top of page

Manila Report

Everything about this trip was a first for me – first trip to the Philippines, first time using Power Point, and first time running a Workshop. Fortunately the smooth professionalism of SCBWI Philasia and the British Council more than compensated for my inexperience.

The morning after my arrival I met organizers Beaulah Taguiwalo and Nikki Torres for breakfast at the Malayan Hotel, together with Beaulah’s sons Mark and Homer. Then we drove to the British Council to check through the details of my presentation, where the staff, headed by Myrha Pranga, were extremely helpful and generous.

During the afternoon Nikki took me for lunch in a busy modern Mall and showed me around one of the biggest bookshops, which had a good selection of locally published works by Philippine authors and illustrators. Most of these books seemed to be in paperback only, and many were adaptations of fairytales, I bought three titles,

A Rooster in the Sun by Becky Bravo, illustrated by Lyra Garcellano (I loved the illustrations) Lampara Books, Manila.

Why the Piña has a Hundred Eyes, as told by Neni Sta. Romana-Cruz (who I was later to be interviewed by). Tahanan Books, Manila.
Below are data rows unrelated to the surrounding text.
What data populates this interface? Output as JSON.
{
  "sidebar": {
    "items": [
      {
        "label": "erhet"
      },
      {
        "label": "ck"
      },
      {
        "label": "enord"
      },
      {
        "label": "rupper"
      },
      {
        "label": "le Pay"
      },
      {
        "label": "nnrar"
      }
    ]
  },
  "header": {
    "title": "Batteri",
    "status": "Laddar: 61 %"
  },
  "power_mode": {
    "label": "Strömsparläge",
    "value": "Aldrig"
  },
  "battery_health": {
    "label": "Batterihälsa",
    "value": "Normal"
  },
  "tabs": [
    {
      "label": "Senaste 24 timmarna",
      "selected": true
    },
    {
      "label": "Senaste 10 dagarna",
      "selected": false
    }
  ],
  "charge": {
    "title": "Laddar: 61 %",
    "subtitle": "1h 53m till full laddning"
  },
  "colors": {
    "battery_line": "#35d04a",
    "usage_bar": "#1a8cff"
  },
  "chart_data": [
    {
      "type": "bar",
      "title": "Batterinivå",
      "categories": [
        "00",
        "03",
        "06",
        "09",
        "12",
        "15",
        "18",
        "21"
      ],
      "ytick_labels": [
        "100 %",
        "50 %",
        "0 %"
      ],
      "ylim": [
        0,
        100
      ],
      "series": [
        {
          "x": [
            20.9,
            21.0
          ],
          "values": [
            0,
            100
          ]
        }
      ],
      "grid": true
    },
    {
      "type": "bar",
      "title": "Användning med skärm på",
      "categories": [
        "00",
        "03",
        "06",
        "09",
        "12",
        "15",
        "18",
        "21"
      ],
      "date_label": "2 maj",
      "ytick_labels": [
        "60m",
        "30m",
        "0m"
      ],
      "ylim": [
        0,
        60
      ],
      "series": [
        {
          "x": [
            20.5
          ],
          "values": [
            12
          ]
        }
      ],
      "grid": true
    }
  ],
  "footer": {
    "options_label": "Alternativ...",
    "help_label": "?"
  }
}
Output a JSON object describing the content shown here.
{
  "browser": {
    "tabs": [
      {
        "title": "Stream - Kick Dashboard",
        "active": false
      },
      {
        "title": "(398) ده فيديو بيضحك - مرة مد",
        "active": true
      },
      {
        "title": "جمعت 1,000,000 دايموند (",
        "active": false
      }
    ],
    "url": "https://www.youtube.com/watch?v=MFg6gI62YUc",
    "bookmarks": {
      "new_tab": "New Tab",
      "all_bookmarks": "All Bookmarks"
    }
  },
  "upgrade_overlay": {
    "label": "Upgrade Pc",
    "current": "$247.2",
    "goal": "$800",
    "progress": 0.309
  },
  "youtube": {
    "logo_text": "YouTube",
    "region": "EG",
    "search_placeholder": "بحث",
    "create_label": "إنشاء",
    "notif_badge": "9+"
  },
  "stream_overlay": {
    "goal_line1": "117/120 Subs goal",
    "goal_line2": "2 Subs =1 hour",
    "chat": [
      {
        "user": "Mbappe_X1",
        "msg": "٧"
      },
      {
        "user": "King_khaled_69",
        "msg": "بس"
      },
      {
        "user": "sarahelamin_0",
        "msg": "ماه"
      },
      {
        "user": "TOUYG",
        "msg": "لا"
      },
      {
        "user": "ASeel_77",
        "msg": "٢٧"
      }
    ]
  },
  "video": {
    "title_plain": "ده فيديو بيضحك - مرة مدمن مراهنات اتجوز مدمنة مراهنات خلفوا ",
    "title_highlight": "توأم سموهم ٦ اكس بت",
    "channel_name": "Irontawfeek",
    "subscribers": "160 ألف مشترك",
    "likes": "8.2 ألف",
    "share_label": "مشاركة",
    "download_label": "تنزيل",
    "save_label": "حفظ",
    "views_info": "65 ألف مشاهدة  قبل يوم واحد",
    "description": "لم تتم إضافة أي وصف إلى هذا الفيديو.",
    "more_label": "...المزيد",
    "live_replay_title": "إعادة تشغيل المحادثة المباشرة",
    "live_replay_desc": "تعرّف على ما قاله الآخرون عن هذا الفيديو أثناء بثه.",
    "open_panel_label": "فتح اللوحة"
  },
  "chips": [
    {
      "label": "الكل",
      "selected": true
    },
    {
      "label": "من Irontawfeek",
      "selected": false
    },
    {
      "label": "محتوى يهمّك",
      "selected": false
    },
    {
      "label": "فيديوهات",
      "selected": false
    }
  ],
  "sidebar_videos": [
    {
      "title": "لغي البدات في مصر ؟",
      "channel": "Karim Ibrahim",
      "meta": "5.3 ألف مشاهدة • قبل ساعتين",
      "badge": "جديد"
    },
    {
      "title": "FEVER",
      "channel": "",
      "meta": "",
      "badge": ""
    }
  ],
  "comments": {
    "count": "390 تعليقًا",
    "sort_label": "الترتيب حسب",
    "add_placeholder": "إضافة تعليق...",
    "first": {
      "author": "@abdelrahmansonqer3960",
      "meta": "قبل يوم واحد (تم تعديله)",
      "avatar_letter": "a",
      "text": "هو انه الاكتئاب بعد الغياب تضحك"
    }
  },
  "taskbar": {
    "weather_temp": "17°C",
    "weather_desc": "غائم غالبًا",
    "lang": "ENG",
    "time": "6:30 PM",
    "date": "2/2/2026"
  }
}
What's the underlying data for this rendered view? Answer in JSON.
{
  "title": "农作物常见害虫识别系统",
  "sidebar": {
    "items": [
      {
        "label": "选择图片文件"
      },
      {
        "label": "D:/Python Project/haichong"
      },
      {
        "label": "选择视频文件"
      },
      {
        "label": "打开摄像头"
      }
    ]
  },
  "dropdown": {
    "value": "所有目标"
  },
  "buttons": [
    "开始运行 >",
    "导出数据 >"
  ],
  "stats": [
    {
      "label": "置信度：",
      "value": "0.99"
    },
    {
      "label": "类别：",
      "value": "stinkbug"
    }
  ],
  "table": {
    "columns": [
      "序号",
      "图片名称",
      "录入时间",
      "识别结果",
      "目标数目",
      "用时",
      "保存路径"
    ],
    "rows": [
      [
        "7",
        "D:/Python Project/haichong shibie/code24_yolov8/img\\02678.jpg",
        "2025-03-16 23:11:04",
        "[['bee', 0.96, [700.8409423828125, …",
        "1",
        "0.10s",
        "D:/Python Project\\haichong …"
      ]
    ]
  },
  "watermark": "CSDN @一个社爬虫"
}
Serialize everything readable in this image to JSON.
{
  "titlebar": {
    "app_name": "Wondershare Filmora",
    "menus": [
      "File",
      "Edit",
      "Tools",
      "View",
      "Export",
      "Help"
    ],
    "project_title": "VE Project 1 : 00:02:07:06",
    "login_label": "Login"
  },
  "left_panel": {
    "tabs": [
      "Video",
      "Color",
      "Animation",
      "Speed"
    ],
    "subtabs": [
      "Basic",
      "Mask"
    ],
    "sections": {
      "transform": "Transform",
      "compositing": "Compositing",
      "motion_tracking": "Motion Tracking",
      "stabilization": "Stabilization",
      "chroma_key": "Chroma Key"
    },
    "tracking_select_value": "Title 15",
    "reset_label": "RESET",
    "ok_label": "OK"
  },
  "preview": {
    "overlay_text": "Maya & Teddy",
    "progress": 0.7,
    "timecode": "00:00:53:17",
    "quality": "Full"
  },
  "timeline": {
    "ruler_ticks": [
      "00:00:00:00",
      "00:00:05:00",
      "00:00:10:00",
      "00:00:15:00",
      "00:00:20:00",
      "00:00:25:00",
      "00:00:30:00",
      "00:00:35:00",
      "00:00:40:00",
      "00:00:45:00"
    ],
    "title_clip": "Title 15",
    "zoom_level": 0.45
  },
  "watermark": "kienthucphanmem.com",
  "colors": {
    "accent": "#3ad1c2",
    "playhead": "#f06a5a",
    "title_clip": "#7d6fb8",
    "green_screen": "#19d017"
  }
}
Finally a modern reprint of The Monkey and the Turtle by the great Philippine reformist martyr José P. Rizal, Also from Tahanan.

We spent the rest of the afternoon in the Ayala Museum, well known for it’s fascinating dioramas telling the story of the Philippines development –

it was a tremendous education, my knowledge of Philippine history was woefully limited. Nikki patiently explained every one of the nearly 70 uniquely hand-crafted displays.

We also saw a marvellous exhibition of etchings (I wish I could remember the name of the artist).

In the evening I was interviewed for a newspaper by Neni Sta Romana-Cruz in a restaurant right in front of the museum. Neni proved to be a wonderful larger-than-life character exuding warmth, and dry wit. I actually felt like I should have been interviewing her! L to R Neni, Nikki, Beaulah and yours truely

Dinner followed with Neni, Beaulah, her sons and Nikki. My menu choice included a traditional Philippine soup that came served from a teapot. Unfortunately I was so busy talking I mistook a chili for a green bean and munched away … seconds later it kicked in with an eye-watering vengeance.

“Drink some wine” suggested Neni, so I did, which made it even worse, naturally!

The next day was the workshop. There was a good crowd of around 25 people at the British Council. The Director Andrew Picken came in on his day off to deliver a great speech, and despite some initial microphone problems things went off to a good start. I gave two presentations, the first on the development of British children’s illustration, the second on my own work. I’d intended to edit these down but the organizers encouraged me to show everything I’d brought so, combined with my tendency to ramble on I went massively over time, well into the afternoon. I hope everyone’s interest was maintained!

The British Council were generous enough to lay on a fine lunch for everyone and I had chance to get to know some of the attendees better. Then I ran a workshop exercise on expanding characters to picture book ideas, finishing with storyboarding . Unfortunately there wasn’t really enough time to deal with this in full, but everyone worked bravely away and a few finished ideas were produced at the end. The event ended at 7:00pm, three hours over schedule, after portfolio critiques. I’ve no pictures of the event myself, but there’s a write-up from SCBWI here, and a very fun blog entry on it by attendee Joel Chua here.

Some of the attendees joined us for dinner in a fabulously decorated restaurant the other side of town (I don’t recall the name), where books were signed and mutually exchanged.

These included illustrators Pepper Roxas and Liza Flores, as well Neni, and editor Karina Bolasco from Anvil Publishing, who presented me with a generous pile of books. A wonderful crowd, and superb food. It was a great end to a thoroughly enjoyable and memorable trip, and (I hope) a successful event.

My sincere and deepest thanks go out to all those involved, especially to organizers Beaulah and Nikki, who ran things professionally and smoothly. They really thought of everything.

Next week believe it or not I’m off to Mongolia to run another workshop with co-SCBWI organizer Holly Thompson.

0 views0 comments

Recent Posts

See All


bottom of page